Activity: Scan the listing below and copy each line holding the word "gmail".
START Materials provided
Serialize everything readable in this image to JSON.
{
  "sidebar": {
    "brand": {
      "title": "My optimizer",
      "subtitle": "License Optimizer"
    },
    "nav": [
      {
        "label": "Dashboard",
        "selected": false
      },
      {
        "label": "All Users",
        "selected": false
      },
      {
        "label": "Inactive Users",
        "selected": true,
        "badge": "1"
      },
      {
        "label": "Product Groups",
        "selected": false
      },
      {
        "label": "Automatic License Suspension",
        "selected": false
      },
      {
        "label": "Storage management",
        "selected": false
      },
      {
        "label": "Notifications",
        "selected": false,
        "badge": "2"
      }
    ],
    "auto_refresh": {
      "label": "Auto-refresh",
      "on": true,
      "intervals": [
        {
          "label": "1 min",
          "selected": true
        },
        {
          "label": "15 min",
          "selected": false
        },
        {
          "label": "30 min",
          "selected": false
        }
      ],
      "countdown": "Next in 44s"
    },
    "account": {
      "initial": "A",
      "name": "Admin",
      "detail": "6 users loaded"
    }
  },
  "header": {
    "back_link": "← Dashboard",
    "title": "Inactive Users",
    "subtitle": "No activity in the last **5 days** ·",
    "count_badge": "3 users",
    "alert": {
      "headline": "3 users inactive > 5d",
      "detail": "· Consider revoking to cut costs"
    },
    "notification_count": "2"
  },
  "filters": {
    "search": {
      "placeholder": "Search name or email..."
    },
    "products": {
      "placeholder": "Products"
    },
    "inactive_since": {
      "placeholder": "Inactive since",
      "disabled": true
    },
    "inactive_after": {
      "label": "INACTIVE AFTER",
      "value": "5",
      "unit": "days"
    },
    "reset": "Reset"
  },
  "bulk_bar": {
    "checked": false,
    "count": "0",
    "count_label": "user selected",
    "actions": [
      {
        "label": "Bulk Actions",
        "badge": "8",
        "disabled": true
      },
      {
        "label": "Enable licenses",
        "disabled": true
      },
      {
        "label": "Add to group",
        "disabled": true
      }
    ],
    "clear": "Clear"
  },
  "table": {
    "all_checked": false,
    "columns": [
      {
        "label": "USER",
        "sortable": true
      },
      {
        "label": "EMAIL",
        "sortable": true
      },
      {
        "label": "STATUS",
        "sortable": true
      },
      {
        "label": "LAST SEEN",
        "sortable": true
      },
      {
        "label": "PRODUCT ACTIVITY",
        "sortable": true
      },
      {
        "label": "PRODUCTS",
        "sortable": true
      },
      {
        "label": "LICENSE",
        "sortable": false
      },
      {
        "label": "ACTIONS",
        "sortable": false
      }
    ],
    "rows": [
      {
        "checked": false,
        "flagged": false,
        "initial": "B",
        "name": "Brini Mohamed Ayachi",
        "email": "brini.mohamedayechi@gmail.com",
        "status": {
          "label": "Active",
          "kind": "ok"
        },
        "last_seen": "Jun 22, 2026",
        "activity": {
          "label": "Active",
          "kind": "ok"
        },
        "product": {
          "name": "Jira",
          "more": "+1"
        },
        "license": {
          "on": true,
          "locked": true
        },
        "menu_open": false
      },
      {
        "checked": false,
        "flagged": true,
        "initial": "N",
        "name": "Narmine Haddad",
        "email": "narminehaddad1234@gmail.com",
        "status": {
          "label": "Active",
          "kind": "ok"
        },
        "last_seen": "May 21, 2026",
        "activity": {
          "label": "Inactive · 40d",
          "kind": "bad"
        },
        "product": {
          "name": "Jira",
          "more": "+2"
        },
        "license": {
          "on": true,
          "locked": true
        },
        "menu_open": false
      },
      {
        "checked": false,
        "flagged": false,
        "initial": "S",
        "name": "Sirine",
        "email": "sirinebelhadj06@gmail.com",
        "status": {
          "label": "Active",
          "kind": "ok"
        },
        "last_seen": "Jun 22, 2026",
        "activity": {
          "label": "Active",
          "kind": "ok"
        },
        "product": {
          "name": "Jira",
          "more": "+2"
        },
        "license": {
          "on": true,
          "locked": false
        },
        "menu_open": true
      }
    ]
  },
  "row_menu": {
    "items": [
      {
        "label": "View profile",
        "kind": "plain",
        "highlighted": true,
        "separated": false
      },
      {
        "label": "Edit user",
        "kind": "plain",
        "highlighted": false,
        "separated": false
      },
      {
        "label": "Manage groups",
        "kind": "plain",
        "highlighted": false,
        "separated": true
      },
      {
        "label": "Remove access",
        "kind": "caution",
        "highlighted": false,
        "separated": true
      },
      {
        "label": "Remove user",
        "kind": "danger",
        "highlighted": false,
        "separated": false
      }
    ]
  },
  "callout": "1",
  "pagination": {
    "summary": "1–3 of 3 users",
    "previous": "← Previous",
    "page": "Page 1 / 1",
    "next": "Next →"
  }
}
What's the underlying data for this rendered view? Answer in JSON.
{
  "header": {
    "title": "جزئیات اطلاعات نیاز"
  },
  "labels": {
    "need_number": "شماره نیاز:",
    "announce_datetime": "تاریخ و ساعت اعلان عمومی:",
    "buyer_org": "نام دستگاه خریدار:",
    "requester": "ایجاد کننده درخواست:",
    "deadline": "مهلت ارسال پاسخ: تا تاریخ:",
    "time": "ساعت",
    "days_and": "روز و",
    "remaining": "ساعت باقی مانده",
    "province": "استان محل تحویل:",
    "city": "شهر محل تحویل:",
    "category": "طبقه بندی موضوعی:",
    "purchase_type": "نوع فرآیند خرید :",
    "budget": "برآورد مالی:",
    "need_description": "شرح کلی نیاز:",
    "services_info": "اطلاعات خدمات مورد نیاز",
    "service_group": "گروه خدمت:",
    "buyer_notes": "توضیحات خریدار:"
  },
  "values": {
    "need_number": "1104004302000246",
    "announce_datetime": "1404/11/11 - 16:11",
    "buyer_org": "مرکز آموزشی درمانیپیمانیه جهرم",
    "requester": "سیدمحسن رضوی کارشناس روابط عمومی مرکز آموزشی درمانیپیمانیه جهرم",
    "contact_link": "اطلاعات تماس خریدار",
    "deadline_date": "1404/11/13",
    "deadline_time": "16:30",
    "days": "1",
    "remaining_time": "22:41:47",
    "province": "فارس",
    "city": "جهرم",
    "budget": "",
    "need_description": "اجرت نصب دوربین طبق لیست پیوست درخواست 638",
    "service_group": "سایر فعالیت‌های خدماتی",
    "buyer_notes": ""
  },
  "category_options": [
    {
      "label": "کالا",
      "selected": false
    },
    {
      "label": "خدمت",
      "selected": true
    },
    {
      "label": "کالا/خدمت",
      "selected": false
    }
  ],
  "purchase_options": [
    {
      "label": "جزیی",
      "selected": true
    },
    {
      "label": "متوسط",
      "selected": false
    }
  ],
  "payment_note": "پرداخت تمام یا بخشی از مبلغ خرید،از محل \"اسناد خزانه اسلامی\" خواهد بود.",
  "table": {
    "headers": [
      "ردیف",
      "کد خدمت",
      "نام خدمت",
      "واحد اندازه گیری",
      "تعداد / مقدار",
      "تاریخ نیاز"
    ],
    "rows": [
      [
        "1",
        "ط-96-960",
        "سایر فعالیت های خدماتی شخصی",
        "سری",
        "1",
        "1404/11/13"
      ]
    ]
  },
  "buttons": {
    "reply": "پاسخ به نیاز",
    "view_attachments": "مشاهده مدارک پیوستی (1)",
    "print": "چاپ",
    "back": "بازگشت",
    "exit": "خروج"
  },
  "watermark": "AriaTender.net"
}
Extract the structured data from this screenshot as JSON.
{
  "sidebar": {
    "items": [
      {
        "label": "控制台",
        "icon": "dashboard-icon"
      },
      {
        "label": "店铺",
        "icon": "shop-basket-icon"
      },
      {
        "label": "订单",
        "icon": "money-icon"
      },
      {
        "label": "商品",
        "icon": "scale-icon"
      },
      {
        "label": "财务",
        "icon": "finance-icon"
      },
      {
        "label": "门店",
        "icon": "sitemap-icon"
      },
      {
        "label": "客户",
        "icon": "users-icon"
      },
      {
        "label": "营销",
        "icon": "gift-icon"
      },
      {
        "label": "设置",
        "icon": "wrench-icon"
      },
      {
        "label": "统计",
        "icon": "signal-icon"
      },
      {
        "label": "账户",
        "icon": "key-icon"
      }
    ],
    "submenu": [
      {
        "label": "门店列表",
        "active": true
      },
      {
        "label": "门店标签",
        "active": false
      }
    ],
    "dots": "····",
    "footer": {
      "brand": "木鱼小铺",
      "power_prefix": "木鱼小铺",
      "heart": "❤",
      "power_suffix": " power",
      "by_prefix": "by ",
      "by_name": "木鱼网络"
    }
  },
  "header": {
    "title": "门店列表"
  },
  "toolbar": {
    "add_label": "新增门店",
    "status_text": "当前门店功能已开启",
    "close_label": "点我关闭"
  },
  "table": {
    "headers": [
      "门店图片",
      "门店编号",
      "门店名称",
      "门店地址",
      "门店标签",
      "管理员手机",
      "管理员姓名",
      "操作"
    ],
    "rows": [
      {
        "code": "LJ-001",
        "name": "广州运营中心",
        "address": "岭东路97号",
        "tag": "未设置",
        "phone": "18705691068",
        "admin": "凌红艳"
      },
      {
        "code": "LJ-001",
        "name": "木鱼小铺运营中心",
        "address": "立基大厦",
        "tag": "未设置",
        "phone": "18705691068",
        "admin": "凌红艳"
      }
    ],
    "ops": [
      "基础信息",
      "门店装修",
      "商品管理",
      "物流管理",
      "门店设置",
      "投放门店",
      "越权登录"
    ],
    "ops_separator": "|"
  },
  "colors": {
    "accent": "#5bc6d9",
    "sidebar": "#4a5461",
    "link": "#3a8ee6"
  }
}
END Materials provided
Result for this task:
        "email": "brini.mohamedayechi@gmail.com",
        "email": "narminehaddad1234@gmail.com",
        "email": "sirinebelhadj06@gmail.com",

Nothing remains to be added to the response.